•Standardisation is a process of adjusting disease and death rates to take into account differences in demographics

•Direct standardisation is used to adjust death rates to eliminate the effect of differences in the age distribution

•It uses a standard population which has a defined percentage of people in each age group

6

What are descriptive cross-sectional studies used to monitor?

the health and risk factors of a population 

7

What are analytic cross-sectional studied used to test?

they test ideas about the factors that are associated with health outcomes 

8

What is a 'representative sample'?

–Ideally a random sample

–But this may not be possible (no sample frame)

–Other sampling strategies are possible, but the overall goal is representativeness
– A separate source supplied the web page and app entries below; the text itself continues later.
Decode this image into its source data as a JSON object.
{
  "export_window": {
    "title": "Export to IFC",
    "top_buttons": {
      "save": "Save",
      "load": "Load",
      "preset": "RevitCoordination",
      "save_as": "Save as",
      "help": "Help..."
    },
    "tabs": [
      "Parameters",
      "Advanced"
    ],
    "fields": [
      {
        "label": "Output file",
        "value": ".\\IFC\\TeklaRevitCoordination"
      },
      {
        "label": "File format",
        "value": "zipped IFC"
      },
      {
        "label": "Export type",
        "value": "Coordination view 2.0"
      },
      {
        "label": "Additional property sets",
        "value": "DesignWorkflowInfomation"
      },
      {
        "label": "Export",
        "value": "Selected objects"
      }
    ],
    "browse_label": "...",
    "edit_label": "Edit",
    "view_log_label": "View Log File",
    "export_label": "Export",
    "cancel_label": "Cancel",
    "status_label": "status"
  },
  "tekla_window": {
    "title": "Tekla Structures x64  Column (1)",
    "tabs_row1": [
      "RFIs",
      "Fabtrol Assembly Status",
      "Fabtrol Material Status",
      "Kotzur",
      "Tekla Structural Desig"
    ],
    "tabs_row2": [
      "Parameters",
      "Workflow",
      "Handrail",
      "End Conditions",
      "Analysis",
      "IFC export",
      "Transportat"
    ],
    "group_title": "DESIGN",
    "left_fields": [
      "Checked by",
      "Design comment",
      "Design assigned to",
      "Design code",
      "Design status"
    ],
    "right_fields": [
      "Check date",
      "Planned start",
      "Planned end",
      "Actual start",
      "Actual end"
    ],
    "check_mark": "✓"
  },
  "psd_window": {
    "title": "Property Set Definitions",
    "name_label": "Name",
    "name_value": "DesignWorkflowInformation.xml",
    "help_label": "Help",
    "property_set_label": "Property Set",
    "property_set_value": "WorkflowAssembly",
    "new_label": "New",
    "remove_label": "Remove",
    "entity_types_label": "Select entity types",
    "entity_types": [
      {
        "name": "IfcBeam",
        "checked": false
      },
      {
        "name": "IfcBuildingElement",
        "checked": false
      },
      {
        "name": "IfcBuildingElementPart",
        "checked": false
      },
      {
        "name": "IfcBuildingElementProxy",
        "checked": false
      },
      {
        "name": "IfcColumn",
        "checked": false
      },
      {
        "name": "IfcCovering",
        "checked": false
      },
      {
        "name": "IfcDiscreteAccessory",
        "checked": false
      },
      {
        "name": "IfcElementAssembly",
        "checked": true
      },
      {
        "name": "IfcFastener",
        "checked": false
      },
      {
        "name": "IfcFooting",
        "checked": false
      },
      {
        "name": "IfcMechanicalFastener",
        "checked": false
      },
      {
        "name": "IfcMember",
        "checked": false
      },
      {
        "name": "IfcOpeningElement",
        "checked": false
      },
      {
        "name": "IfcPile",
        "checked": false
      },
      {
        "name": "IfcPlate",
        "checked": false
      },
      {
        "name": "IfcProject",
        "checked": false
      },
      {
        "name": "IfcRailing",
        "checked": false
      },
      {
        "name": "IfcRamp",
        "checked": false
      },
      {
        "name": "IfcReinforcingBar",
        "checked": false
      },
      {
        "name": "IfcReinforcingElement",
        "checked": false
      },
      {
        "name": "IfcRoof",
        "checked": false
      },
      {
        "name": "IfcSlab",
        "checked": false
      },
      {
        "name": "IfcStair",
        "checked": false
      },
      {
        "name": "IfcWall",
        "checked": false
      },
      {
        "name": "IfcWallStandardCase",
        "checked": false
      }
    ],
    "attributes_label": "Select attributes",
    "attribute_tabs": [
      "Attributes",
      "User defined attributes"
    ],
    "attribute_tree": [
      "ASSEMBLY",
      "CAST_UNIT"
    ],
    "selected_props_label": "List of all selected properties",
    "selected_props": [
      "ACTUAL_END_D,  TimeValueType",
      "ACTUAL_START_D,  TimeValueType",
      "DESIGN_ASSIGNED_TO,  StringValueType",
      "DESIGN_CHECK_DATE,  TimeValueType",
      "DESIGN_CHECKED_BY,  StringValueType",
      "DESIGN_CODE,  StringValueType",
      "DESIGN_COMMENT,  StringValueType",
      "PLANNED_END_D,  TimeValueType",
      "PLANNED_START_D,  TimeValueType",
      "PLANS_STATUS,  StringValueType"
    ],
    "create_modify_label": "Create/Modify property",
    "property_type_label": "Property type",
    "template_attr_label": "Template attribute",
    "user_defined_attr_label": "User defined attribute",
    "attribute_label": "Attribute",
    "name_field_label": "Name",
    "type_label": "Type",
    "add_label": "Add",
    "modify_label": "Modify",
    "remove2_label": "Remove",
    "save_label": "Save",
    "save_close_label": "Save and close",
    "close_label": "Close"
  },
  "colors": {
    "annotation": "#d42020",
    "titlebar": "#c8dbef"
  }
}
9

what is a non-response?

it is an important issue 

–Decreases representativeness and introduces bias 

–Can be partly compensated for by using ‘sampling weights’ to adjust prevalences

–But non-responders will differ from responders, so the greater the non-response rate, the greater the potential for biased results

10

what are the limitations of cross-sectional studies?

•Cross-sectional studies survey the people who are present in the population at a given moment

–This may under-represent people with diseases that are rapidly fatal, or last only a short while

•They measure the risk factor and the disease at the same time point

–Risk factors may be changed by the presence of disease (for example, people with heart disease changing their diet or quitting smoking)

•Period prevalence may be affected by recall bias

–People asked about “the last year” are likely to include events that happened before then, so prevalence is biased upwards

–People may forget, too, but this is less likely with significant health conditions

11

what are the strengths of cross-sectional studies?

•By using a standard approach to measurement, cross-sectional studies can keep a finger on the pulse of health

•Allowing changes to be detected over time, and comparisons made with other countries